“Every one of these books is a herd of animals.” The Atlantic reports that a group of archaeologists and geneticists in the UK have used mere crumbs of parchment to study the DNA of several thousand-year-old illuminated manuscripts, the pages of which were made of cow and sheep skins.
A new study indicates that when it comes to National Endowment for the Arts grants, “there is not a disproportionate benefit to wealthy individuals.” In fact, the grants often benefit both the rich and poor alike.
In the new Granta, Adam Johnson writes about the mind-bending experience of traveling to North Korea, an experience which informed his Pulitzer-winning novel The Orphan Master’s Son. Perhaps the saddest anecdote — and there are a lot of sad anecdotes — is the one about the North Korean tour guide who couldn’t believe the author didn’t want to buy knockoff goods.
According to The Guardian, “researchers in Australia have developed a computer program which writes its own fables, complete with moral.” No word yet on whether they’re any good.

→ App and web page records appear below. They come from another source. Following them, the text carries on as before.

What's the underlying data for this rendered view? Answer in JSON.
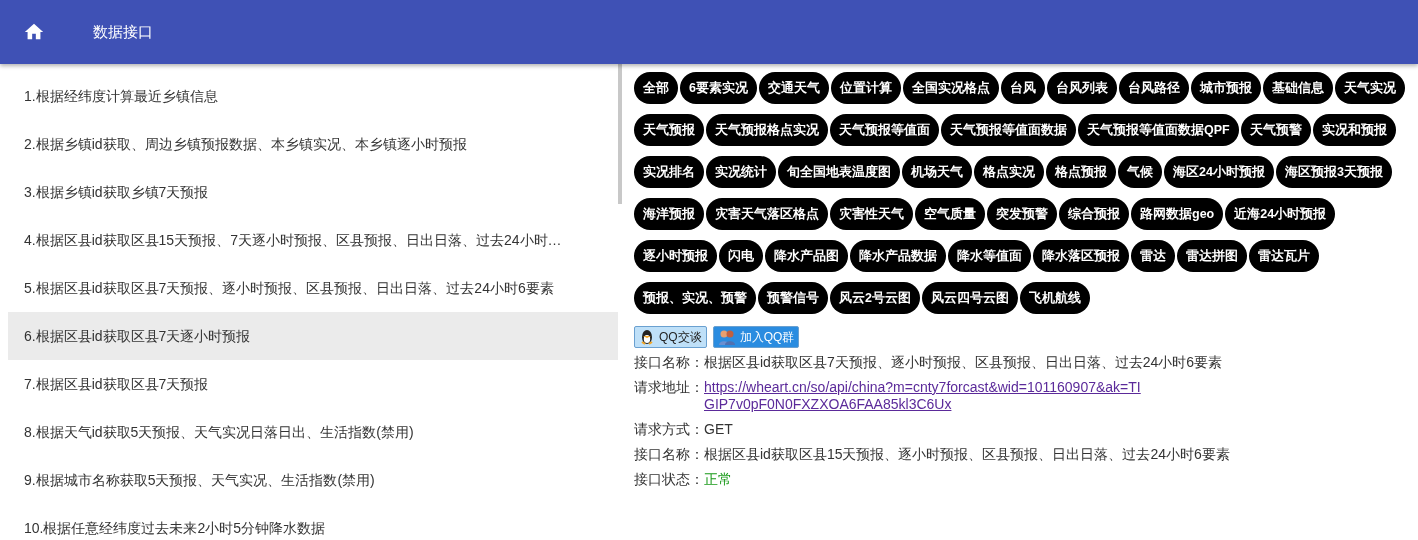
{
  "header": {
    "title": "数据接口"
  },
  "api_list": [
    {
      "label": "1.根据经纬度计算最近乡镇信息",
      "selected": false
    },
    {
      "label": "2.根据乡镇id获取、周边乡镇预报数据、本乡镇实况、本乡镇逐小时预报",
      "selected": false
    },
    {
      "label": "3.根据乡镇id获取乡镇7天预报",
      "selected": false
    },
    {
      "label": "4.根据区县id获取区县15天预报、7天逐小时预报、区县预报、日出日落、过去24小时…",
      "selected": false
    },
    {
      "label": "5.根据区县id获取区县7天预报、逐小时预报、区县预报、日出日落、过去24小时6要素",
      "selected": false
    },
    {
      "label": "6.根据区县id获取区县7天逐小时预报",
      "selected": true
    },
    {
      "label": "7.根据区县id获取区县7天预报",
      "selected": false
    },
    {
      "label": "8.根据天气id获取5天预报、天气实况日落日出、生活指数(禁用)",
      "selected": false
    },
    {
      "label": "9.根据城市名称获取5天预报、天气实况、生活指数(禁用)",
      "selected": false
    },
    {
      "label": "10.根据任意经纬度过去未来2小时5分钟降水数据",
      "selected": false
    }
  ],
  "categories": [
    "全部",
    "6要素实况",
    "交通天气",
    "位置计算",
    "全国实况格点",
    "台风",
    "台风列表",
    "台风路径",
    "城市预报",
    "基础信息",
    "天气实况",
    "天气预报",
    "天气预报格点实况",
    "天气预报等值面",
    "天气预报等值面数据",
    "天气预报等值面数据QPF",
    "天气预警",
    "实况和预报",
    "实况排名",
    "实况统计",
    "旬全国地表温度图",
    "机场天气",
    "格点实况",
    "格点预报",
    "气候",
    "海区24小时预报",
    "海区预报3天预报",
    "海洋预报",
    "灾害天气落区格点",
    "灾害性天气",
    "空气质量",
    "突发预警",
    "综合预报",
    "路网数据geo",
    "近海24小时预报",
    "逐小时预报",
    "闪电",
    "降水产品图",
    "降水产品数据",
    "降水等值面",
    "降水落区预报",
    "雷达",
    "雷达拼图",
    "雷达瓦片",
    "预报、实况、预警",
    "预警信号",
    "风云2号云图",
    "风云四号云图",
    "飞机航线"
  ],
  "contact_buttons": [
    {
      "label": "QQ交谈",
      "kind": "chat"
    },
    {
      "label": "加入QQ群",
      "kind": "group"
    }
  ],
  "details": [
    {
      "label": "接口名称：",
      "value": "根据区县id获取区县7天预报、逐小时预报、区县预报、日出日落、过去24小时6要素",
      "kind": "text"
    },
    {
      "label": "请求地址：",
      "value": "https://wheart.cn/so/api/china?m=cnty7forcast&wid=101160907&ak=TIGIP7v0pF0N0FXZXOA6FAA85kl3C6Ux",
      "kind": "link"
    },
    {
      "label": "请求方式：",
      "value": "GET",
      "kind": "text"
    },
    {
      "label": "接口名称：",
      "value": "根据区县id获取区县15天预报、逐小时预报、区县预报、日出日落、过去24小时6要素",
      "kind": "text"
    },
    {
      "label": "接口状态：",
      "value": "正常",
      "kind": "status"
    }
  ]
}
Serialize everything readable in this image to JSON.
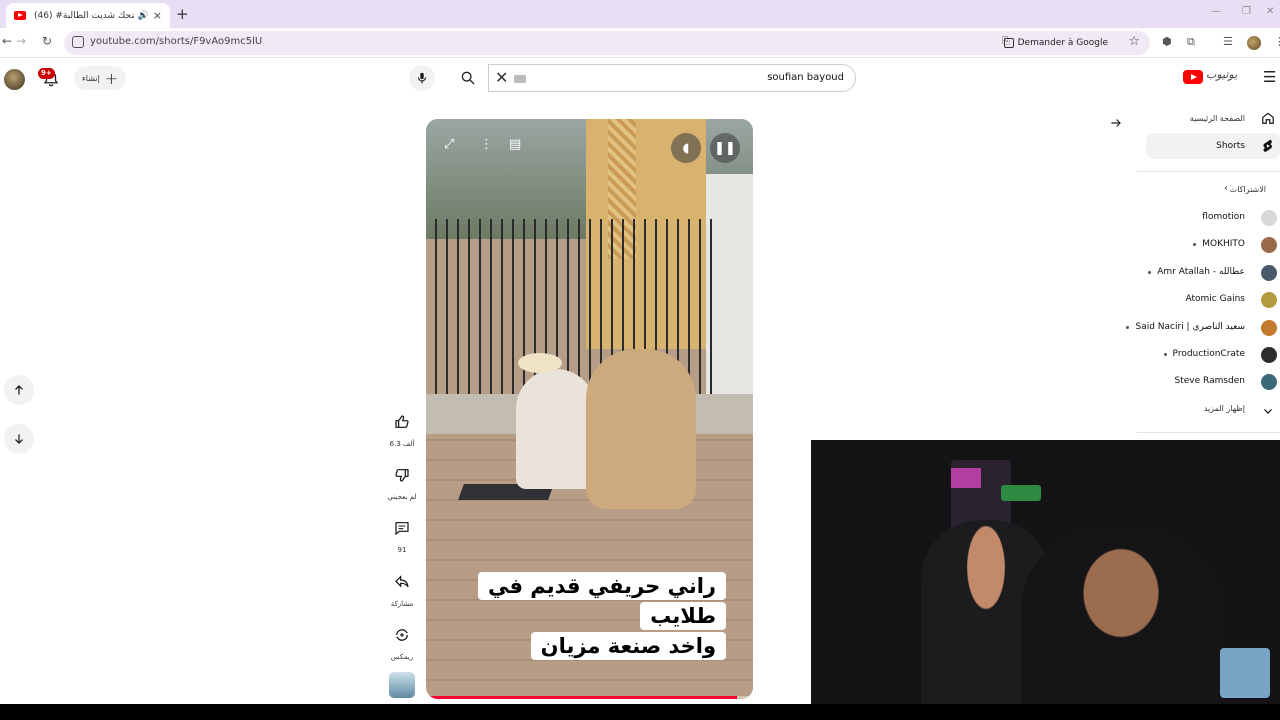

The new media revolution has massacred the book review sections at many national newspapers, but it’s been just as unkind to movie reviewers. At his Salt Lake Tribune blog, Movie Cricket, SLT film critic Sean P. Means keeps a list of all of the movie reviewers who’ve gotten the axe.